Raise up a new generation of church musicians. Support and encourage musically talented children to take up the work of sacred music. Just as we should cultivate religious vocations from the ranks our students, so should we do the same with liturgical musicians.
I wish you all many blessings in the school year ahead!
Last week the Most Pure Heart of Mary Schola Cantorum completed its second annual summer music camp. Forty-seven children in grades 3 through high school gathered through the week to experience the joy of music making with others their age and I would like to share with readers a few thoughts and insights gained from the experience.
A choirmaster must always be recruiting and a summer camp is a great recruiting tool. At the end of each school year I give an informal audition to every child in the second grade, which I follow up with a call to parents inviting their children to the summer camp to “try the choir for a week” with no obligation to commit. This personal ask is essential for some parents and students.
Undertake only what you are capable of handling. I have chosen to keep the summer camp on parish grounds with manageable camp hours. Other choirs take children away to youth camping grounds for an entire week. You must decide what you can effectively manage, although I would caution that smaller is better, especially in the beginning.
Separate students into appropriate groups based on age and ability. I have a three hour long morning session for new and first year choristers and for any others who need extra reinforcement in the fundamentals, while more experienced choristers come in the afternoon for two hours. Younger singers are always excited to move into the more experienced group, although they often keep coming to the morning session as helpers. This year I had at least one older student helper for every 2 to 3 inexperienced students. Not only was this a great help to me and to the younger students, it also gave experienced singers the chance to learn by teaching younger children.
Give students great music with an attainable goal. This year choristers gave a short concert for parents on the last day of the camp. I chose quality music I knew they would like and every piece was one the choristers would sing in the coming year. Although I didn’t tell the morning students, my goal for them was facility with solfege in the diatonic scale and an ability to clap simple rhythms composed of eighths, quarters, halves, dotted halves and whole notes.
Make it an enjoyable experience. Three hours of uninterrupted choir rehearsals is a sure way to drive away possible choristers and make returning students think twice about repeating the experience. In order to make the choristers’ experience a positive one, the three hour long morning session was broken up into a number of smaller sessions with breaks in-between so that half of their time was spent learning and the other half outside playing games. The afternoon session was less balanced, but nevertheless, students had plenty of time to run around outside or to re-connect with friends after the summer break.

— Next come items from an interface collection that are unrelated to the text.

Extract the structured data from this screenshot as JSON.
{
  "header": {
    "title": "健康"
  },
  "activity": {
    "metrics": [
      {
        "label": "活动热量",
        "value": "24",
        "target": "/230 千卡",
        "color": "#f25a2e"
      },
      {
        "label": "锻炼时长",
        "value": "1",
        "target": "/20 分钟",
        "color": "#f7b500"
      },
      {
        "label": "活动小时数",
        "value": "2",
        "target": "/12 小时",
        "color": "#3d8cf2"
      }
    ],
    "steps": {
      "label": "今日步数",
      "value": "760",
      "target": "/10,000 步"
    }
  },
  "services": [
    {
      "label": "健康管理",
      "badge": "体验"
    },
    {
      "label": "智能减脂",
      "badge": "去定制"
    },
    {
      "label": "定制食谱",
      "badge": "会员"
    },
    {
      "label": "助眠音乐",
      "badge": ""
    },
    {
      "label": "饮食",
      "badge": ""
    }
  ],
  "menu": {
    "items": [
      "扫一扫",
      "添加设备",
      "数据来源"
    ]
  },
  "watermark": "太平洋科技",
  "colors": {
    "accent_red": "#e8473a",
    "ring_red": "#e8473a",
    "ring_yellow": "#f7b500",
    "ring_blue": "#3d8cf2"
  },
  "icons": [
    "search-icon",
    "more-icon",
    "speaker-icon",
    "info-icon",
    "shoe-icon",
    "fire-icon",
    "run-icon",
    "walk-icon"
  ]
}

If you should decide to host a summer camp I would strongly suggest you contact someone who has already done it. Find out what works instead of needlessly reinventing the wheel. Before my first camp I had a great conversation with David Hughes from St. Mary’s in Norwalk, CT. Mr. Hughes is a veteran chorister trainer and has run a summer camp for a number of years. Mary Anne Carr Wilson, who runs a summer chant camp for children, would be another great resource, or one might attend an RSCM course as a adult. Whichever route you decide to take, be sure to make the week a great experience for your choristers.